  6. 6. Resources: The American Diabetes Association (ADA) [online] http://www.diabetes.org (Accessed 2007).  (2007). All About Diabetes. [online]. http://www.diabetes.org/about-diabetes.jsp (Accessed 2007).  (2007). Be Active, But How? Top Ten Benefits of Being Active. (ADA) [online].  http://www.diabetes.org/weightloss-and-exercise/weightloss-getting-active.jsp (Accessed 2007). The Centers for Disease Control and Prevention (CDC) [online] http:// www. cdc.gov/diabetes (Accessed  2007). Vorona, R., et al. (2005). Overweight and Obese Patients in a Primary Care Population Report Less Sleep  Than Patients With a Normal Body Mass Index. Archives of Internal Medicine, 165, 25-30. The American Diabetes Association (ADA) National Call Center- 1-800-DIABETES.  For more information or alternative formats, please visit our web site at: http://www.sci-health.org or call 1-866-380-4344.DisclaimerThis fact sheet only provides general information. It is only for informational and educational purposes and should not be used todiagnose or treat a medical condition. It is not a substitute for professional medical advice relative to your specific medical condi-tions.

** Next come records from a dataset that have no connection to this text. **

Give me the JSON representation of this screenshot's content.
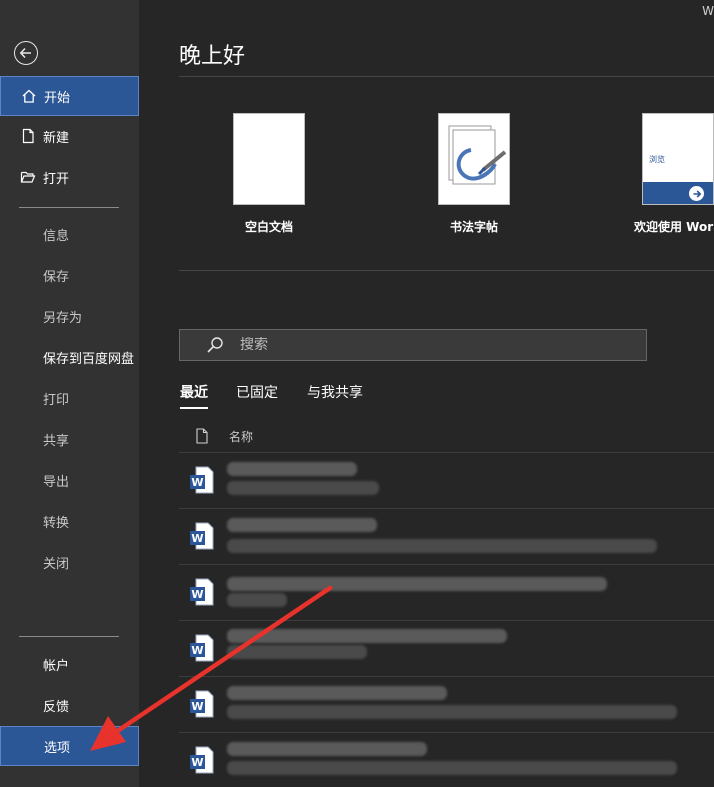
{
  "sidebar": {
    "back_icon": "back-arrow-icon",
    "primary": [
      {
        "label": "开始",
        "icon": "home-icon",
        "active": true
      },
      {
        "label": "新建",
        "icon": "new-document-icon"
      },
      {
        "label": "打开",
        "icon": "open-folder-icon"
      }
    ],
    "secondary": [
      {
        "label": "信息"
      },
      {
        "label": "保存"
      },
      {
        "label": "另存为"
      },
      {
        "label": "保存到百度网盘"
      },
      {
        "label": "打印"
      },
      {
        "label": "共享"
      },
      {
        "label": "导出"
      },
      {
        "label": "转换"
      },
      {
        "label": "关闭"
      }
    ],
    "bottom": [
      {
        "label": "帐户"
      },
      {
        "label": "反馈"
      },
      {
        "label": "选项",
        "active": true
      }
    ]
  },
  "main": {
    "title_fragment": "W",
    "greeting": "晚上好",
    "templates": [
      {
        "label": "空白文档"
      },
      {
        "label": "书法字帖"
      },
      {
        "label": "欢迎使用 Wor",
        "thumb_text": "浏览"
      }
    ],
    "search": {
      "placeholder": "搜索"
    },
    "tabs": [
      {
        "label": "最近",
        "active": true
      },
      {
        "label": "已固定"
      },
      {
        "label": "与我共享"
      }
    ],
    "list_header": {
      "name_label": "名称"
    }
  },
  "colors": {
    "sidebar_bg": "#323232",
    "main_bg": "#262626",
    "active_blue": "#2b5797",
    "word_blue": "#2b579a",
    "annotation_red": "#e8322c"
  }
}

Always seek the advice of your doctor or other qualified health provider before starting any new treatment or with any ques-tions you may have about your medical condition.Funded by the US Dept. of Education, NIDRR, Grant #H133B031114